The Court of Appeals wrote this summary of the District Court's holding. "First, by briefly storing data in the primary ingest buffer and other data buffers integral to the function of the RS-DVR, Cablevision would make copies of protected works and thereby directly infringe plaintiffs’ exclusive right of reproduction under the Copyright Act. Second, by copying programs onto the Arroyo Server hard disks (the ``playback copies´´), Cablevision would again directly infringe the reproduction right. And third, by transmitting the data from the Arroyo Server hard disks to its RS-DVR customers in response to a ``playback´´ request, Cablevision would directly infringe plaintiffs’ exclusive right of public performance." (Parentheses and internal quotations in original.)

The Court of Appeals reversed.

First, the Court of Appeals held that Cablevision's acts of buffering in the operation of its RS-DVR system do not create copies, within the meaning of the Copyright Act, and hence, Cablevision would not violate the plaintiffs' exclusive right of reproduction under Section 106(1).

Second, the Court of Appeals held that Cablevision would not engage in direct copyright infringement of the plaintiffs' reproduction right when a copy of a program is made, because Cablevision's subscribers, not Cablevision, would make the copy. Moreover, Cablevision's providing of the RS-DVR system does not warrant the imposition of direct liability. Cablevision would at most be secondarily liable. But, the plaintiffs did not raise secondary liability.

Third, the Court of Appeals held that the playback of stored programs would not violate the plaintiffs' exclusive right "to perform the copyrighted work publicly" because the playback would not be to the public.

The Court of Appeals concluded that because "Cablevision’s proposed RS-DVR system would not directly infringe plaintiffs' exclusive rights to reproduce and publicly perform their copyrighted works, we grant summary judgment in favor of Cablevision with respect to both rights."

The Court of Appeals received several amicus curiae briefs. See for example, brief [45 pages in PDF] of a group of law professors urging reversal.

See also, brief [47 pages in PDF] of the Center for Democracy and Technology (CDT), Public Knowledge (PK), Computer and Communications Industry Association (CCIA), Electronic Frontier Foundation (EFF), Cellular Telecommunications Industry Association (CTIA), Consumer Electronics Association (CEA), Home Recording Rights Coalition (HRRC), and others, urging reversal of the District Court.

In contrast, see brief [PDF] of the Progress & Freedom Foundation (PFF) urging affirmance.

Gigi Sohn, head of the PK, stated in a release after the Court of Appeals released its opinion that "This decision is a great victory for innovation, technological progress and consumers' rights."

She added that the "content industry, in suing Cablevision, once again overreached in its goal to limit the personal uses of increasingly popular technology.
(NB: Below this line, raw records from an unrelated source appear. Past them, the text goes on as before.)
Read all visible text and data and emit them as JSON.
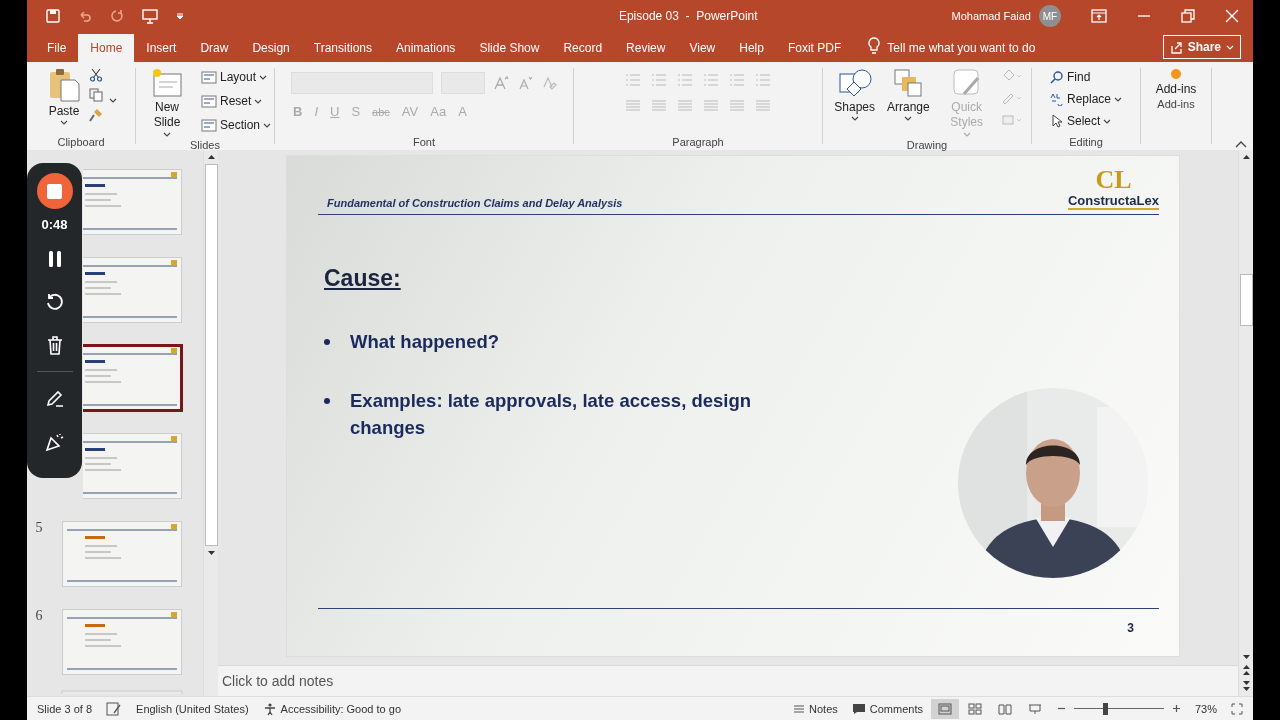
{
  "window": {
    "title": "Episode 03  -  PowerPoint",
    "user": "Mohamad Faiad",
    "initials": "MF"
  },
  "menu_tabs": [
    {
      "label": "File",
      "selected": false
    },
    {
      "label": "Home",
      "selected": true
    },
    {
      "label": "Insert",
      "selected": false
    },
    {
      "label": "Draw",
      "selected": false
    },
    {
      "label": "Design",
      "selected": false
    },
    {
      "label": "Transitions",
      "selected": false
    },
    {
      "label": "Animations",
      "selected": false
    },
    {
      "label": "Slide Show",
      "selected": false
    },
    {
      "label": "Record",
      "selected": false
    },
    {
      "label": "Review",
      "selected": false
    },
    {
      "label": "View",
      "selected": false
    },
    {
      "label": "Help",
      "selected": false
    },
    {
      "label": "Foxit PDF",
      "selected": false
    }
  ],
  "tell_me": {
    "placeholder": "Tell me what you want to do"
  },
  "share_button": "Share",
  "ribbon": {
    "paste": "Paste",
    "clipboard": "Clipboard",
    "new_slide": "New Slide",
    "slide_items": [
      "Layout",
      "Reset",
      "Section"
    ],
    "slides": "Slides",
    "font_buttons": [
      "B",
      "I",
      "U",
      "S",
      "abc",
      "AV",
      "Aa",
      "A"
    ],
    "font": "Font",
    "paragraph": "Paragraph",
    "shapes": "Shapes",
    "arrange": "Arrange",
    "quick_styles": {
      "label": "Quick Styles",
      "disabled": true
    },
    "drawing": "Drawing",
    "editing_items": [
      "Find",
      "Replace",
      "Select"
    ],
    "editing": "Editing",
    "add_ins_button": "Add-ins",
    "add_ins": "Add-ins"
  },
  "recorder": {
    "time": "0:48"
  },
  "thumbnails": [
    {
      "selected": false
    },
    {
      "selected": false
    },
    {
      "selected": true
    },
    {
      "selected": false
    },
    {
      "number": "5",
      "selected": false
    },
    {
      "number": "6",
      "selected": false
    }
  ],
  "slide": {
    "header": "Fundamental of Construction Claims and Delay Analysis",
    "logo_mark": "CL",
    "logo_name": "ConstructaLex",
    "title": "Cause:",
    "bullets": [
      "What happened?",
      "Examples: late approvals, late access, design changes"
    ],
    "page": "3"
  },
  "notes": {
    "placeholder": "Click to add notes"
  },
  "status_bar": {
    "slide": "Slide 3 of 8",
    "language": "English (United States)",
    "accessibility": "Accessibility: Good to go",
    "notes": "Notes",
    "comments": "Comments",
    "views": [
      {
        "selected": true
      },
      {
        "selected": false
      },
      {
        "selected": false
      },
      {
        "selected": false
      }
    ],
    "zoom": {
      "level": 0.35,
      "reading": "73%"
    }
  }
}
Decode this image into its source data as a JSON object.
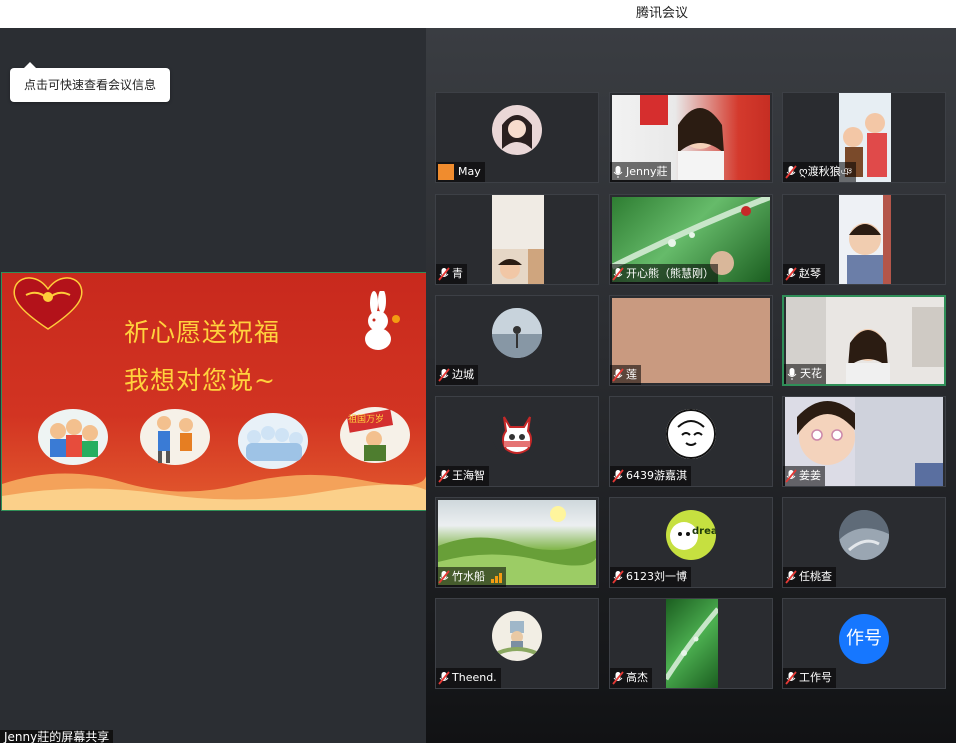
{
  "window": {
    "title": "腾讯会议"
  },
  "tooltip": {
    "text": "点击可快速查看会议信息"
  },
  "screen_share": {
    "line1": "祈心愿送祝福",
    "line2": "我想对您说~",
    "stamp_text": "祖国万岁",
    "label": "Jenny莊的屏幕共享"
  },
  "participants": [
    {
      "name": "May",
      "mic": "none"
    },
    {
      "name": "Jenny莊",
      "mic": "on"
    },
    {
      "name": "ღ渡秋狼ঞ",
      "mic": "muted"
    },
    {
      "name": "青",
      "mic": "muted"
    },
    {
      "name": "开心熊（熊慧刚）",
      "mic": "muted"
    },
    {
      "name": "赵琴",
      "mic": "muted"
    },
    {
      "name": "边城",
      "mic": "muted"
    },
    {
      "name": "莲",
      "mic": "muted"
    },
    {
      "name": "天花",
      "mic": "on",
      "speaking": true
    },
    {
      "name": "王海智",
      "mic": "muted"
    },
    {
      "name": "6439游嘉淇",
      "mic": "muted"
    },
    {
      "name": "姜姜",
      "mic": "muted"
    },
    {
      "name": "竹水船",
      "mic": "muted",
      "signal": "weak"
    },
    {
      "name": "6123刘一博",
      "mic": "muted"
    },
    {
      "name": "任桃查",
      "mic": "muted"
    },
    {
      "name": "Theend.",
      "mic": "muted"
    },
    {
      "name": "高杰",
      "mic": "muted"
    },
    {
      "name": "工作号",
      "mic": "muted",
      "avatar_text": "作号"
    }
  ],
  "dream_text": "dream",
  "colors": {
    "accent_blue": "#1677ff",
    "active_border": "#2f8f58",
    "muted_red": "#e53935"
  }
}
We hope this case will be another signal to Hollywood to scale back its attacks on consumer-friendly technologies."

The PFF amicus brief, written by Solveig Singleton, argued that "Skewing the inquiry to avoid imposing liability on a sophisticated business venture here is not necessary to keep the ``balance´´ of copyright. Rather, it would exacerbate the difficulties faced by content owners today in developing new licensed distribution channels, without gain in the long run for consumers or new distribution technologies. Going forward, services like Cablevision's are of little value without licensed content, and consumers' ultimate interest is in preserving market mechanisms such as licensing that enable creators to get paid. Most importantly, broad exemptions from liability can disable licensing markets, which ultimately serve consumers and innovative distributors as well as content creators and producers."
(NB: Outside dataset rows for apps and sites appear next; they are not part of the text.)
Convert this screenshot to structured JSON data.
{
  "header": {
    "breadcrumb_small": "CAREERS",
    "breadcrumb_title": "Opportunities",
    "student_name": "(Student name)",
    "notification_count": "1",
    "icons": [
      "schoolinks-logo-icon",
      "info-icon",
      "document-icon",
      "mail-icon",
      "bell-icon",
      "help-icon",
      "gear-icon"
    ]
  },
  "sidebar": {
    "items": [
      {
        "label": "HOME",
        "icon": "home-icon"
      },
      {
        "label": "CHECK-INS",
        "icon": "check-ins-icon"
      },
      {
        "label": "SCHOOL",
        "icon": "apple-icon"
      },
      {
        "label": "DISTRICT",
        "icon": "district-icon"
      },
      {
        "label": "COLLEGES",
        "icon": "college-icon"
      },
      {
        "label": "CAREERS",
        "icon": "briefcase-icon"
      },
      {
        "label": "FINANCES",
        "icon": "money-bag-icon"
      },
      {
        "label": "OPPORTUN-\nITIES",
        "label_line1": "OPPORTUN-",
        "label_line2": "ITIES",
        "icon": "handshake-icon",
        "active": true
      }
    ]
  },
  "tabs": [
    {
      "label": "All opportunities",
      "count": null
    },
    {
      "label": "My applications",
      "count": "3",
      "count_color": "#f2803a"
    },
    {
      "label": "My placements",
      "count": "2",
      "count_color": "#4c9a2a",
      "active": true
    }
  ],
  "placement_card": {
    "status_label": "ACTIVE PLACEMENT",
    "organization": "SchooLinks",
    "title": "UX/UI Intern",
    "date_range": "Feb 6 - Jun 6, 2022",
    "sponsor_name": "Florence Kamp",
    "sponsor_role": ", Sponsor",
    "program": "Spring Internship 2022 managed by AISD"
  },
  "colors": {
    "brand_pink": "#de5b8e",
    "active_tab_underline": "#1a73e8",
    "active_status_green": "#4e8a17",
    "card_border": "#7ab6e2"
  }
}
This case is Cartoon Network LP, et al. v. CSC Holdings, Inc., et al., U.S. Court of Appeals for the 2nd Circuit, App. Ct. Nos. 07-1480-cv(L) and 07-1511-cv(CON), appeals from the U.S. District Court for the Southern District of New York, Judge Denny Chin presiding. Judge John Walker wrote the opinion of the Court of Appeals, in which Judges Sack and Livingston joined.